Speaking at a candlelight prayer vigil in St Peter’s Square on the eve of the opening of the synod of bishops on the family, Pope Francis made clear that he wants ‘the synod fathers’ to listen attentively to God and to the cry of the people, and to keep their sights fixed firmly on Jesus and do “whatever” he tells them.
He described the coming together of the 191 synod fathers with the Bishop of Rome as “an event of grace, in which episcopal collegiality is manifested in a journey of spiritual and pastoral discernment.”
He urged the synod fathers who were present at the vigil and the 80,000 faithful who had gathered in the square to pray with him for the successful outcome of this extraordinary assembly which, many analysts think, could prove to be a watershed in his pontificate and indeed in the life of the Catholic Church.

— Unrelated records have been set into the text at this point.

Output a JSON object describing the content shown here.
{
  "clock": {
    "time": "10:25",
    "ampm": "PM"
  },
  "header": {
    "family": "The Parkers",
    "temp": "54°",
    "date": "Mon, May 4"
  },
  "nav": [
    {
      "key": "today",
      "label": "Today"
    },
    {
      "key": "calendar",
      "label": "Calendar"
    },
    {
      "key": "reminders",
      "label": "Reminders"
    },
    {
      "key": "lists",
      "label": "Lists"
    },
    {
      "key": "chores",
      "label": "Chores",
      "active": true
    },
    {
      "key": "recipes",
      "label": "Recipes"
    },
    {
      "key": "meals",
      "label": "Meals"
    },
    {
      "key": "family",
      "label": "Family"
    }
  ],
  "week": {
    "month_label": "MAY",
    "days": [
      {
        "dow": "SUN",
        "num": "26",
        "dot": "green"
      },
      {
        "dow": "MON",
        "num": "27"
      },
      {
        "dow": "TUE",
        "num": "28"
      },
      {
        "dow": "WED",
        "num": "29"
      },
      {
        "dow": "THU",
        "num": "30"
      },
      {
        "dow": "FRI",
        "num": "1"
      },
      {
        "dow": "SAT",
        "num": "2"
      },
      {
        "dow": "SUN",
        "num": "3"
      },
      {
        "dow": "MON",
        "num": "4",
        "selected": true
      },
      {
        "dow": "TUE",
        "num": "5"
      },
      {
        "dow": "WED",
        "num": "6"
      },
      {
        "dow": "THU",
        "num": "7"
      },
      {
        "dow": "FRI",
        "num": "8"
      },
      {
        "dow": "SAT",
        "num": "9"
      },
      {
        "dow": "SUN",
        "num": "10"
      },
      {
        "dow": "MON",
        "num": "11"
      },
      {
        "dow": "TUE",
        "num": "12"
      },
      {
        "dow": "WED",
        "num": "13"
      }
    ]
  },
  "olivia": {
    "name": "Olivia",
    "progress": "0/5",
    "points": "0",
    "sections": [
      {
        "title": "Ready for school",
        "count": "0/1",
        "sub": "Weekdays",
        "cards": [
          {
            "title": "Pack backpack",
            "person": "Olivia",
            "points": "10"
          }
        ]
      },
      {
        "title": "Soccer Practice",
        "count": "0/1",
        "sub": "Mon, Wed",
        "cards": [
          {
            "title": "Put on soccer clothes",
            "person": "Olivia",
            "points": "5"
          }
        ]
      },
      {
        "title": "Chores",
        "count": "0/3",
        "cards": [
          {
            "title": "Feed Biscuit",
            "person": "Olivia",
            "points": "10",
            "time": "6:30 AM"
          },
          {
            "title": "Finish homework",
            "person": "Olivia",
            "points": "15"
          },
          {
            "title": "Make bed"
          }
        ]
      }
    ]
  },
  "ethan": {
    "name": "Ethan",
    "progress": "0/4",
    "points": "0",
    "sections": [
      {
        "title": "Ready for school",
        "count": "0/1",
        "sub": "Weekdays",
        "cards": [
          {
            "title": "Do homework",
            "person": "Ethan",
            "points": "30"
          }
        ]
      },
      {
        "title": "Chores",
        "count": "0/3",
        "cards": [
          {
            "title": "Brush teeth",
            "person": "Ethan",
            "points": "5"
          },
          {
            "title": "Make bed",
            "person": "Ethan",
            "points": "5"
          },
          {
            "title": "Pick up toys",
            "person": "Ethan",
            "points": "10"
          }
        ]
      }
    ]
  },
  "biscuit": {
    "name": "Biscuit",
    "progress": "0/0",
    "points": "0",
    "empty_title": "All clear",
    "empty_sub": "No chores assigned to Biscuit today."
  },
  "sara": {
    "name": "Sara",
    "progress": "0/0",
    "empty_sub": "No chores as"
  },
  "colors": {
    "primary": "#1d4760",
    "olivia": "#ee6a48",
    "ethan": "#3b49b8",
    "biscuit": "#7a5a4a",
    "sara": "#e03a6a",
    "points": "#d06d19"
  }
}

Pope Francis told the synod fathers that they have come together for two weeks (October 5-19) “to find out what the Lord wants of his Church today”. To discover this, he said, they “must listen to the heartbeat of this time (in history) and sense ‘the smell’ of the people today, so as to be impregnated by their joys and hopes, their sadness and anxieties”. He assured them that if they do this then “we will be able to propose the good news about the family with credibility.”

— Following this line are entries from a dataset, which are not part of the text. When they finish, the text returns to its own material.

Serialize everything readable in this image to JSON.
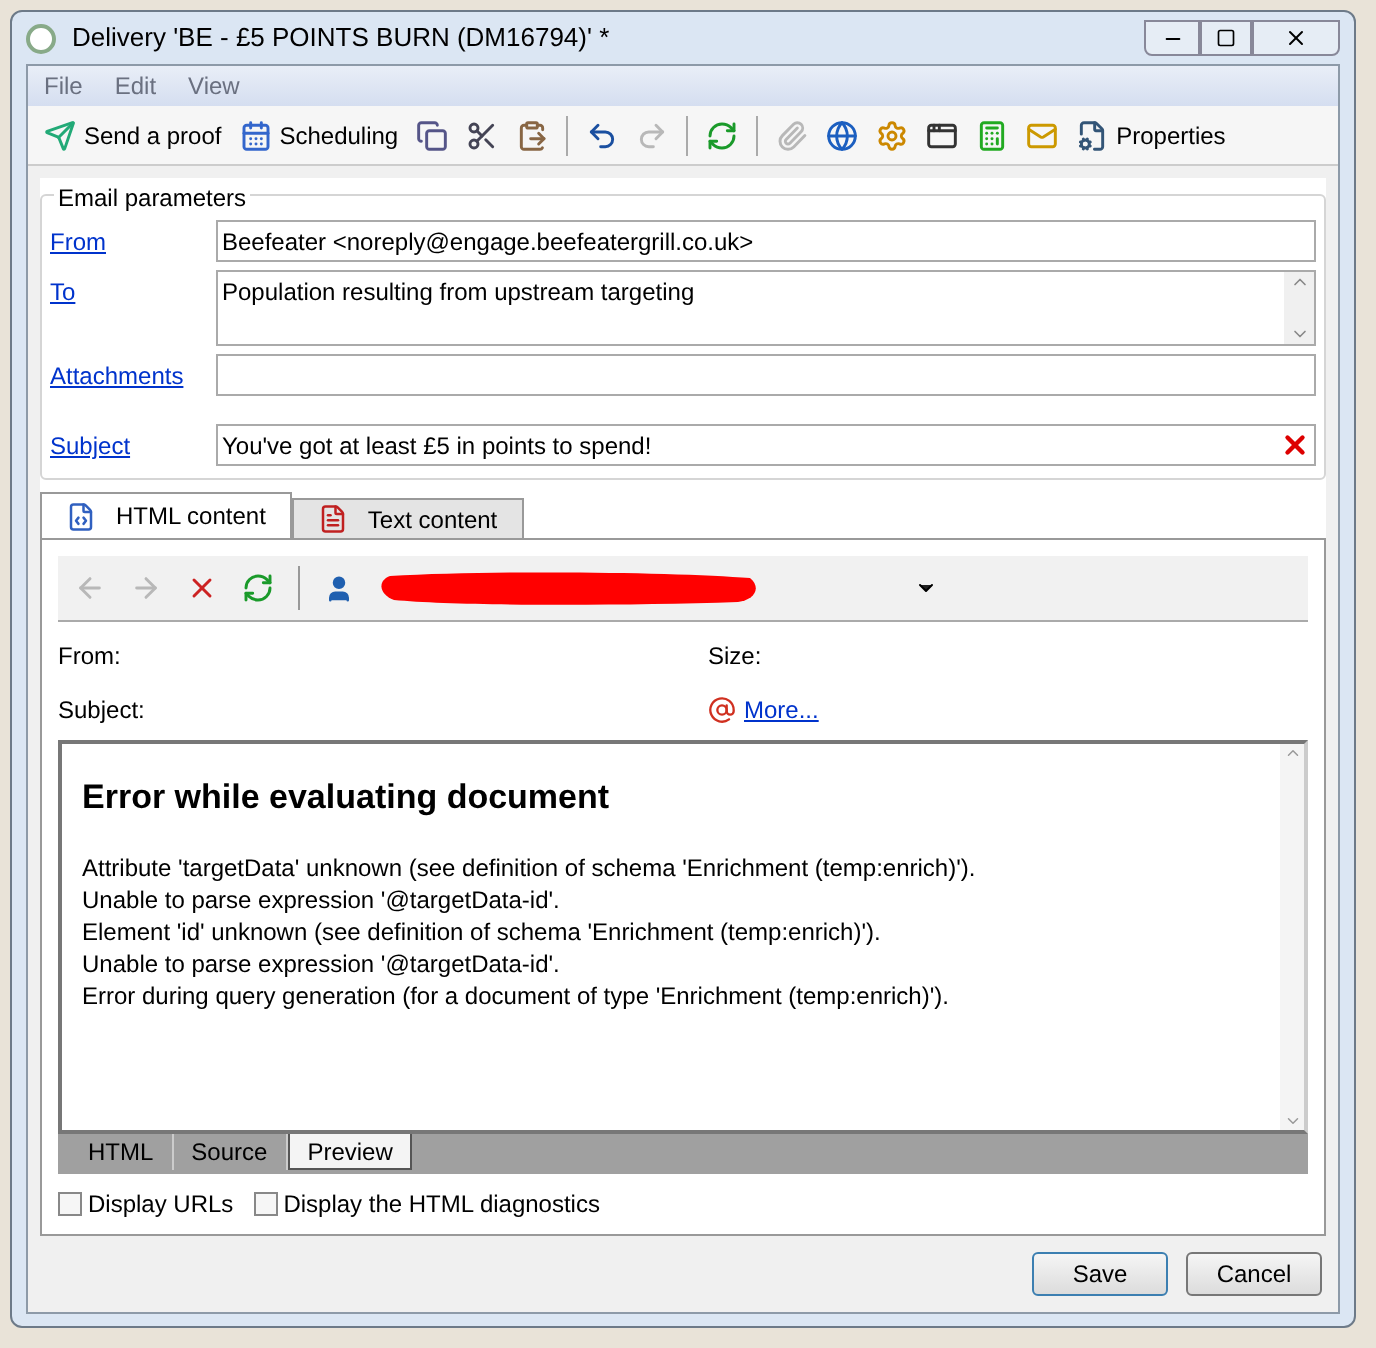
{
  "window": {
    "title": "Delivery 'BE - £5 POINTS BURN (DM16794)' *"
  },
  "menu": [
    "File",
    "Edit",
    "View"
  ],
  "toolbar": [
    {
      "kind": "proof",
      "label": "Send a proof",
      "disabled": false
    },
    {
      "kind": "calendar",
      "label": "Scheduling",
      "disabled": false
    },
    {
      "kind": "copy",
      "disabled": false
    },
    {
      "kind": "cut",
      "disabled": false
    },
    {
      "kind": "paste",
      "disabled": false
    },
    {
      "kind": "sep"
    },
    {
      "kind": "undo",
      "disabled": false
    },
    {
      "kind": "redo",
      "disabled": true
    },
    {
      "kind": "sep"
    },
    {
      "kind": "refresh",
      "disabled": false
    },
    {
      "kind": "sep"
    },
    {
      "kind": "attach",
      "disabled": true
    },
    {
      "kind": "globe",
      "disabled": false
    },
    {
      "kind": "gear",
      "disabled": false
    },
    {
      "kind": "form",
      "disabled": false
    },
    {
      "kind": "calc",
      "disabled": false
    },
    {
      "kind": "mail",
      "disabled": false
    },
    {
      "kind": "props",
      "label": "Properties",
      "disabled": false
    }
  ],
  "email_parameters": {
    "title": "Email parameters",
    "fields": [
      {
        "label": "From",
        "value": "Beefeater <noreply@engage.beefeatergrill.co.uk>",
        "kind": "line"
      },
      {
        "label": "To",
        "value": "Population resulting from upstream targeting",
        "kind": "multi"
      },
      {
        "label": "Attachments",
        "kind": "line"
      },
      {
        "label": "Subject",
        "value": "You've got at least £5 in points to spend!",
        "kind": "clear"
      }
    ]
  },
  "content_tabs": [
    {
      "label": "HTML content",
      "selected": true,
      "kind": "html"
    },
    {
      "label": "Text content",
      "selected": false,
      "kind": "text"
    }
  ],
  "preview_toolbar": [
    {
      "kind": "back",
      "disabled": true
    },
    {
      "kind": "forward",
      "disabled": true
    },
    {
      "kind": "stop",
      "disabled": false
    },
    {
      "kind": "refresh",
      "disabled": false
    }
  ],
  "preview_info": {
    "from_label": "From:",
    "size_label": "Size:",
    "subject_label": "Subject:",
    "more_link": "More..."
  },
  "document": {
    "heading": "Error while evaluating document",
    "lines": [
      "Attribute 'targetData' unknown (see definition of schema 'Enrichment (temp:enrich)').",
      "Unable to parse expression '@targetData-id'.",
      "Element 'id' unknown (see definition of schema 'Enrichment (temp:enrich)').",
      "Unable to parse expression '@targetData-id'.",
      "Error during query generation (for a document of type 'Enrichment (temp:enrich)')."
    ]
  },
  "view_tabs": [
    {
      "label": "HTML",
      "selected": false
    },
    {
      "label": "Source",
      "selected": false
    },
    {
      "label": "Preview",
      "selected": true
    }
  ],
  "options": [
    {
      "label": "Display URLs",
      "checked": false
    },
    {
      "label": "Display the HTML diagnostics",
      "checked": false
    }
  ],
  "buttons": [
    {
      "label": "Save",
      "default": true
    },
    {
      "label": "Cancel",
      "default": false
    }
  ]
}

He asked the Holy Spirit to give them three things. First of all “the gift of listening: to listen to God so as hear with him the cry of the people; and to listen to the people, to the point of inhaling the will to which God is calling us”.

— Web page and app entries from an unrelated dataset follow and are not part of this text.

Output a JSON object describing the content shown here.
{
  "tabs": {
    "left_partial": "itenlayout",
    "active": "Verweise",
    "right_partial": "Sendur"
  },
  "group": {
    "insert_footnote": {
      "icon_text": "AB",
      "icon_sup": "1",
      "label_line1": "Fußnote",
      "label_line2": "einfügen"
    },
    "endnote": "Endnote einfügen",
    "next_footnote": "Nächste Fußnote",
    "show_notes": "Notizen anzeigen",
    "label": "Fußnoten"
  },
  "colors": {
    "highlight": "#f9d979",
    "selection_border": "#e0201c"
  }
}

In addition to this, he prayed that the synod fathers “be willing to have a sincere, open and fraternal confrontation that will lead us to take pastoral responsibility for the questions that this change of epoch brings with it.”
His third request is that the synod fathers “fix their gaze on Jesus Christ”, because if they assume his way of thinking, living and relating then they will not have to struggle to translate the synod’s work into pastoral directions and guidelines, but will “do whatever he tells them”.
With those three attitudes, he said, their discussion on the family at the synod will become “a providential occasion” for “the renewal of the Church and society”.
Pope Francis concluded by praying that “the wind of Pentecost” may blow on the work of the synod, on the Church and on humanity and “undo the knots that prevent people from encountering each other, heal the wounds that are bleeding, rekindle hope, because so many are without hope” and “grant us creative charity so that we may love as Jesus loves”.
With his homily this evening at the prayer vigil, and his homilies at morning mass in recent weeks, Pope Francis has been sending signals to the synod fathers about the open and merciful attitude they should adopt in facing the big questions of the day.
Cardinal Lorenzo Baldisseri, Secretary General of the synod, speaking to the press on October 3 recalled that Pope Francis has convened this synod “because the family today is different to what it was 33 years ago when John Paul II published his apostolic exhortation ‘On the role of the Christian family in the modern world’ (‘Familiaris Consortio’).”
Furthermore, he said, “the Christian religion is a history, not an ideology. We can speak about the family from the doctrinal point of view or from the pastoral perspective. And there is theological development, all theologians say this. All is not static, we walk in history. There is a door that has been closed up to now, but Pope Francis wants to open it.”